• _Work required_:
If a picture appears among the records, leave it out and set down everything else exactly as it stands.

+++

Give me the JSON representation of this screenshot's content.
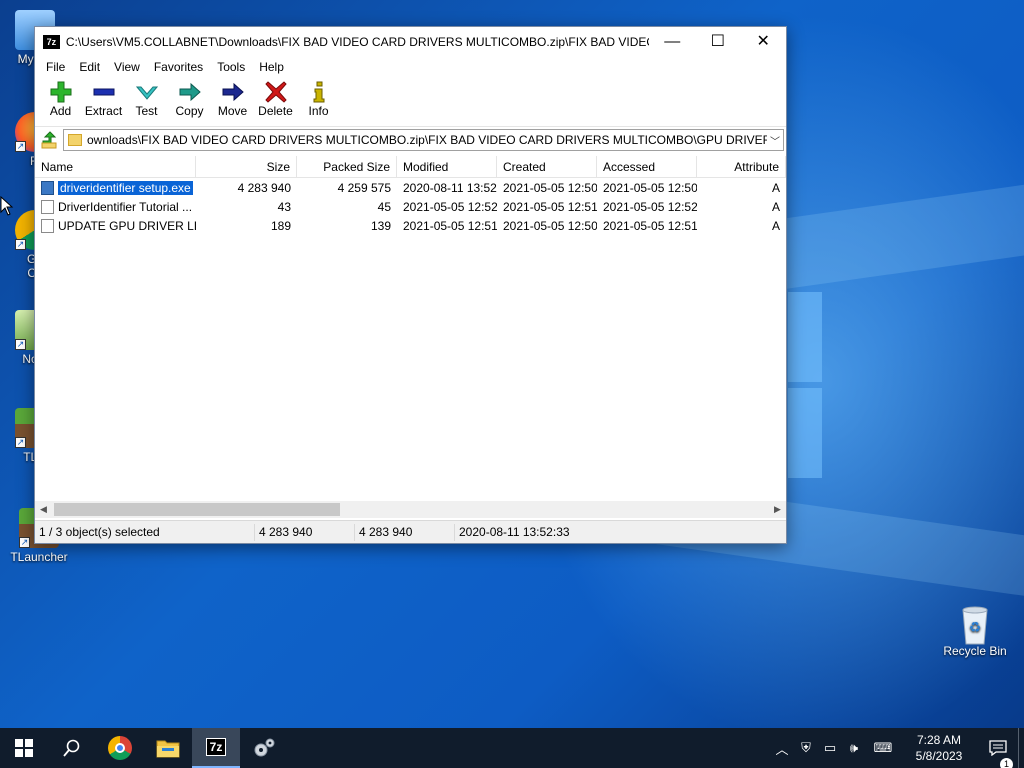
{
  "desktop": {
    "icons_left": [
      {
        "label": "My Co"
      },
      {
        "label": "Fi"
      },
      {
        "label": "Go\nCh"
      },
      {
        "label": "Note"
      },
      {
        "label": "TL L"
      },
      {
        "label": "TLauncher"
      }
    ],
    "recycle_bin": {
      "label": "Recycle Bin"
    }
  },
  "window": {
    "title": "C:\\Users\\VM5.COLLABNET\\Downloads\\FIX BAD VIDEO CARD DRIVERS MULTICOMBO.zip\\FIX BAD VIDEO CA...",
    "app_icon": "7z",
    "controls": {
      "minimize": "—",
      "maximize": "☐",
      "close": "✕"
    },
    "menu": [
      "File",
      "Edit",
      "View",
      "Favorites",
      "Tools",
      "Help"
    ],
    "toolbar": [
      {
        "label": "Add",
        "icon": "plus-icon",
        "color": "#2db52d"
      },
      {
        "label": "Extract",
        "icon": "minus-icon",
        "color": "#1c2fb0"
      },
      {
        "label": "Test",
        "icon": "check-icon",
        "color": "#35c2c2"
      },
      {
        "label": "Copy",
        "icon": "arrow-right-icon",
        "color": "#1f9a8a"
      },
      {
        "label": "Move",
        "icon": "arrow-right-icon",
        "color": "#1c2890"
      },
      {
        "label": "Delete",
        "icon": "x-icon",
        "color": "#d01818"
      },
      {
        "label": "Info",
        "icon": "info-icon",
        "color": "#c9b400"
      }
    ],
    "address": "ownloads\\FIX BAD VIDEO CARD DRIVERS MULTICOMBO.zip\\FIX BAD VIDEO CARD DRIVERS MULTICOMBO\\GPU DRIVER UPDATE\\",
    "columns": [
      "Name",
      "Size",
      "Packed Size",
      "Modified",
      "Created",
      "Accessed",
      "Attribute"
    ],
    "files": [
      {
        "name": "driveridentifier setup.exe",
        "size": "4 283 940",
        "packed": "4 259 575",
        "modified": "2020-08-11 13:52",
        "created": "2021-05-05 12:50",
        "accessed": "2021-05-05 12:50",
        "attr": "A",
        "type": "exe",
        "selected": true
      },
      {
        "name": "DriverIdentifier Tutorial ...",
        "size": "43",
        "packed": "45",
        "modified": "2021-05-05 12:52",
        "created": "2021-05-05 12:51",
        "accessed": "2021-05-05 12:52",
        "attr": "A",
        "type": "doc",
        "selected": false
      },
      {
        "name": "UPDATE GPU DRIVER LI...",
        "size": "189",
        "packed": "139",
        "modified": "2021-05-05 12:51",
        "created": "2021-05-05 12:50",
        "accessed": "2021-05-05 12:51",
        "attr": "A",
        "type": "doc",
        "selected": false
      }
    ],
    "status": {
      "selection": "1 / 3 object(s) selected",
      "size": "4 283 940",
      "packed": "4 283 940",
      "modified": "2020-08-11 13:52:33"
    }
  },
  "taskbar": {
    "items": [
      {
        "name": "start-button",
        "icon": "windows-icon"
      },
      {
        "name": "search-button",
        "icon": "search-icon"
      },
      {
        "name": "chrome-button",
        "icon": "chrome-icon"
      },
      {
        "name": "file-explorer-button",
        "icon": "folder-icon"
      },
      {
        "name": "7zip-button",
        "icon": "7zip-icon",
        "label": "7z",
        "active": true
      },
      {
        "name": "settings-app-button",
        "icon": "gears-icon"
      }
    ],
    "tray": {
      "time": "7:28 AM",
      "date": "5/8/2023",
      "notification_count": "1"
    }
  }
}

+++

• _Exercise solution_:
Give me the JSON representation of this screenshot's content.
{
  "desktop": {
    "icons_left": [
      {
        "label": "My Co"
      },
      {
        "label": "Fi"
      },
      {
        "label": "Go\nCh"
      },
      {
        "label": "Note"
      },
      {
        "label": "TL L"
      },
      {
        "label": "TLauncher"
      }
    ],
    "recycle_bin": {
      "label": "Recycle Bin"
    }
  },
  "window": {
    "title": "C:\\Users\\VM5.COLLABNET\\Downloads\\FIX BAD VIDEO CARD DRIVERS MULTICOMBO.zip\\FIX BAD VIDEO CA...",
    "app_icon": "7z",
    "controls": {
      "minimize": "—",
      "maximize": "☐",
      "close": "✕"
    },
    "menu": [
      "File",
      "Edit",
      "View",
      "Favorites",
      "Tools",
      "Help"
    ],
    "toolbar": [
      {
        "label": "Add",
        "icon": "plus-icon",
        "color": "#2db52d"
      },
      {
        "label": "Extract",
        "icon": "minus-icon",
        "color": "#1c2fb0"
      },
      {
        "label": "Test",
        "icon": "check-icon",
        "color": "#35c2c2"
      },
      {
        "label": "Copy",
        "icon": "arrow-right-icon",
        "color": "#1f9a8a"
      },
      {
        "label": "Move",
        "icon": "arrow-right-icon",
        "color": "#1c2890"
      },
      {
        "label": "Delete",
        "icon": "x-icon",
        "color": "#d01818"
      },
      {
        "label": "Info",
        "icon": "info-icon",
        "color": "#c9b400"
      }
    ],
    "address": "ownloads\\FIX BAD VIDEO CARD DRIVERS MULTICOMBO.zip\\FIX BAD VIDEO CARD DRIVERS MULTICOMBO\\GPU DRIVER UPDATE\\",
    "columns": [
      "Name",
      "Size",
      "Packed Size",
      "Modified",
      "Created",
      "Accessed",
      "Attribute"
    ],
    "files": [
      {
        "name": "driveridentifier setup.exe",
        "size": "4 283 940",
        "packed": "4 259 575",
        "modified": "2020-08-11 13:52",
        "created": "2021-05-05 12:50",
        "accessed": "2021-05-05 12:50",
        "attr": "A",
        "type": "exe",
        "selected": true
      },
      {
        "name": "DriverIdentifier Tutorial ...",
        "size": "43",
        "packed": "45",
        "modified": "2021-05-05 12:52",
        "created": "2021-05-05 12:51",
        "accessed": "2021-05-05 12:52",
        "attr": "A",
        "type": "doc",
        "selected": false
      },
      {
        "name": "UPDATE GPU DRIVER LI...",
        "size": "189",
        "packed": "139",
        "modified": "2021-05-05 12:51",
        "created": "2021-05-05 12:50",
        "accessed": "2021-05-05 12:51",
        "attr": "A",
        "type": "doc",
        "selected": false
      }
    ],
    "status": {
      "selection": "1 / 3 object(s) selected",
      "size": "4 283 940",
      "packed": "4 283 940",
      "modified": "2020-08-11 13:52:33"
    }
  },
  "taskbar": {
    "items": [
      {
        "name": "start-button",
        "icon": "windows-icon"
      },
      {
        "name": "search-button",
        "icon": "search-icon"
      },
      {
        "name": "chrome-button",
        "icon": "chrome-icon"
      },
      {
        "name": "file-explorer-button",
        "icon": "folder-icon"
      },
      {
        "name": "7zip-button",
        "icon": "7zip-icon",
        "label": "7z",
        "active": true
      },
      {
        "name": "settings-app-button",
        "icon": "gears-icon"
      }
    ],
    "tray": {
      "time": "7:28 AM",
      "date": "5/8/2023",
      "notification_count": "1"
    }
  }
}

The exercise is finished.